Mitski is always beckoning, no matter how she may recoil. Her work stacks contradictory compulsions: She wants, and wants to be wanted; at any moment, she’ll offer herself up, or be taken, or take. She has all the power, and none. She can’t have enough or be enough for even herself.
A laurel hell, the namesake of her latest album, is a maze where thickets of beautiful flowers grow knotty and impassable, the plants poisonous. Laurel Hell also evokes resting on one’s laurels—getting lazy or complacent about future achievements because you’re focused on past success. It’s almost ironic to consider this ’80s-electro-rock turn unfinished or lax, but such self-criticism is ingrained in Mitski’s work. As she wades into the maze of performance, she’s continually choked by her own ceaseless desire, the enticing flowers disguising the plant’s vicious, toxic acid.
Laurel Hell encapsulates the parasitism inherent to performing for consumption and then being consumed. Videogame-glitchy track “Love Me More” is a nod to toxic fandom—something that contributed to Mitski’s departure from social media—as well as the music industry churn. Twinkling synths emulate the inevitable climb: releasing art for yourself, needing fans’ love to buoy that art, and ultimately becoming overwhelmed by that very love.
The drug of ambition necessitates this cycle, but it leaves the creator vulnerable. To avoid being fully exposed, Mitski refuses to define Laurel Hell’s narrator. In opener “Valentine, Texas” (“Who will I become tonight”), she lands on someone “my sweetheart’s never met.” There’s a “sex god” in “Stay Soft,” and a stubborn artist on “Everyone.” On “I Guess,” Laurel Hell again submits to “learn to be somebody else.”
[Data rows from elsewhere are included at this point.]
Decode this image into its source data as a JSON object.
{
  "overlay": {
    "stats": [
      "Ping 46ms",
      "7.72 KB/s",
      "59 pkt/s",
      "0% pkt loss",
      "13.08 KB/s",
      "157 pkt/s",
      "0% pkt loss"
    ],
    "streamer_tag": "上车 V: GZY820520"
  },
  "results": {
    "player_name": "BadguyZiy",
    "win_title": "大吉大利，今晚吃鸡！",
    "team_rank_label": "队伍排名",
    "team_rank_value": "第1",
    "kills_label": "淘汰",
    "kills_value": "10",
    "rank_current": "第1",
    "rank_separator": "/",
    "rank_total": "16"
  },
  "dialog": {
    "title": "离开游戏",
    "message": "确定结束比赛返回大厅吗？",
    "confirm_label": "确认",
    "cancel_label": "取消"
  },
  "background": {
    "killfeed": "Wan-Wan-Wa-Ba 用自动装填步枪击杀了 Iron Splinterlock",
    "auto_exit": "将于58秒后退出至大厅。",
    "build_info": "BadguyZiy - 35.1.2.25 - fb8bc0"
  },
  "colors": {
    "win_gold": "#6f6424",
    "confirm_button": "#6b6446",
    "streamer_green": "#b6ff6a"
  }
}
On “Should’ve Been Me,” Mitski sings: “You wanted me but couldn’t reach me.” That is why Laurel Hell cobbled together all these selves: It renders the narrator unknowable, but that intangibility can be off-putting.
Whenever Laurel Hell tries to be aloof, futility flutters in. “Nothing I can do / Nothing I can change” in “Heat Lightning” is perhaps the album at its most hopeless, but assuming the “only heartbreaker” role (“I’ll be the loser in this game / I’ll be the bad guy in the play”) and the necessary chase of “Love Me More” (“When I’m done singing this song / I will have to find something else / To do to keep me here”) are both thick with inevitability. Similarly, the mechanical, methodical “Everyone” makes choice appear impossible: Advised against a path, the narrator takes it anyway, sacrificing herself to the unknown.
When Mitski veers jauntier and more upbeat, the album soars. Standout “Should’ve Been Me” sounds like a wink with its honky, toybox-style piano, although it’s primarily apologetic and regretful. She’s similarly in command on “The Only Heartbreaker,” which moves from another’s perceived perfection to her own somewhat defiant failures. There’s a joyful power in being the destroyer, the only one capable of ruining. Defiance and command ring sincere because, despite any perceived obstinance or control, the album’s confidence is underpinned by needling insecurity—one slow song sends you backwards (and the uptempo ones might, if you follow the lyrics closely).
The downbeat, slower songs render the album denser, less colorful. They hearken to Mitski’s second effort, Retired from Sad, New Career in Business, with their simple, monotone percussive backdrops and deliberate vocal delivery, a disappointment among the album’s breadth of innovation. “Heat Lightning” avoids the slow-song trap best: Its drums imbue it with the weight of ancient, around-the-fire storytelling, and her fatalistic surrender appears gorgeously inevitable amid a tumultuous, moving world.
Just as every upbeat song is a chase or journey, Laurel Hell as a whole is a march, working toward that which hurts you for the little rewards it offers. On her last album, Be the Cowboy, as Mitski “turns away from the hands reaching for her, she’s outstretching her own to the sky.” In Laurel Hell, she’s racing into our arms again and again, each time gleefully bouncing off into the darkness. Next time she comes, we won’t recognize her.
Caitlin Wolper is a journalist and poet whose work examines culture, music, identity and more. She’s written articles for the New York Times, Rolling Stone, Vulture and others, and her poetry chapbook, Ordering Coffee in Tel Aviv, is out now via Finishing Line Press. She gets very excited about music, line breaks, and memes on Twitter at @CaitlinWolper.